Iliosacral fixation of unstable pelvic fractures does not produce enough stability to allow for immediate postoperative weight bearing. Triangular osteosynthesis creates additional resistance to vertical displacement and rotation. A disadvantage is the loss of the L5/S1 motion segment. We propose a modification of the standard triangular osteosynthesis construct in which the contralateral S1 pedicle is used. As the ipsilateral L5 pedicle is unavailable for fixation in a saw-bones composite pelvic model, we compared ipsilateral and contralateral S1 pedicle screw constructs. We hypothesized that ipsilateral and contralateral S1 pedicle screw constructs would demonstrate no difference in displacement or rotation.Methods:
Seven saw bones pelvic models were tested. A 5-mm vertical fracture gap was created through the left sacrum while the pubic symphysis was completely dissociated. Each pelvis was tested sequentially in 4 triangular osteosynthesis configurations: ipsilateral S1 screw with anterior plate, contralateral S1 screw with anterior plate, contralateral S1 screw without anterior plate, and ipsilateral S1 screw without anterior plate. Specimens were cyclically loaded from 100–200 N at 0.25 Hz for 25 cycles and then loaded up to 300 N at 10 mm/min while displacement and rotation at the sacral and pubic fracture sites were measured.Results:
There was no difference in any of the displacement measures between ipsilateral and contralateral constructs. When comparing rotation, the contralateral configuration experienced significantly less rotation than the ipsilateral configuration with and without the anterior plate applied.Conclusions:
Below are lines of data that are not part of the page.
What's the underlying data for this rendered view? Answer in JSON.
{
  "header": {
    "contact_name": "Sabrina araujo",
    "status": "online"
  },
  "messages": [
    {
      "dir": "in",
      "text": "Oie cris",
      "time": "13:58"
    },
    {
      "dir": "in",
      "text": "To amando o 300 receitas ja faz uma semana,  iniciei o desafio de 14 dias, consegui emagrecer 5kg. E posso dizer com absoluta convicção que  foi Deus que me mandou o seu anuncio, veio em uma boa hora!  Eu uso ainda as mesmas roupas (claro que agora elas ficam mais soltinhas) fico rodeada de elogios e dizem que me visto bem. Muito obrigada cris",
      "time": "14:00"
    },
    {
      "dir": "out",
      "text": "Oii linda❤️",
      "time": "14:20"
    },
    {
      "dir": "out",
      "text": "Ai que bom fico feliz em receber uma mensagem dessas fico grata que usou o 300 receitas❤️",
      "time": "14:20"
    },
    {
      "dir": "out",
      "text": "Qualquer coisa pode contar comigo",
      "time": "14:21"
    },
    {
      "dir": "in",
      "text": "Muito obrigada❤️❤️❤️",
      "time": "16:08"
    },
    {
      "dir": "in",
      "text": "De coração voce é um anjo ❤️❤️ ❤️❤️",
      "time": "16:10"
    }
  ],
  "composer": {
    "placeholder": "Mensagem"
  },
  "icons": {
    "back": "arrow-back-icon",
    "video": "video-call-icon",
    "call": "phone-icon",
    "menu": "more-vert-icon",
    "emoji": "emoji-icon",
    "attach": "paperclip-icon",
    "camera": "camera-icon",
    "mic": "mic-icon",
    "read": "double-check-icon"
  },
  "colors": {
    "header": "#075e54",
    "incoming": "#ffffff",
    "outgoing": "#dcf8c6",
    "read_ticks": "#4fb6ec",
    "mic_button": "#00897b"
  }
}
Within the limitations of the current model, contralateral S1 constructs for modified triangular osteosynthesis were biomechanically equal to ipsilateral constructs in preventing displacement and superior in preventing rotation.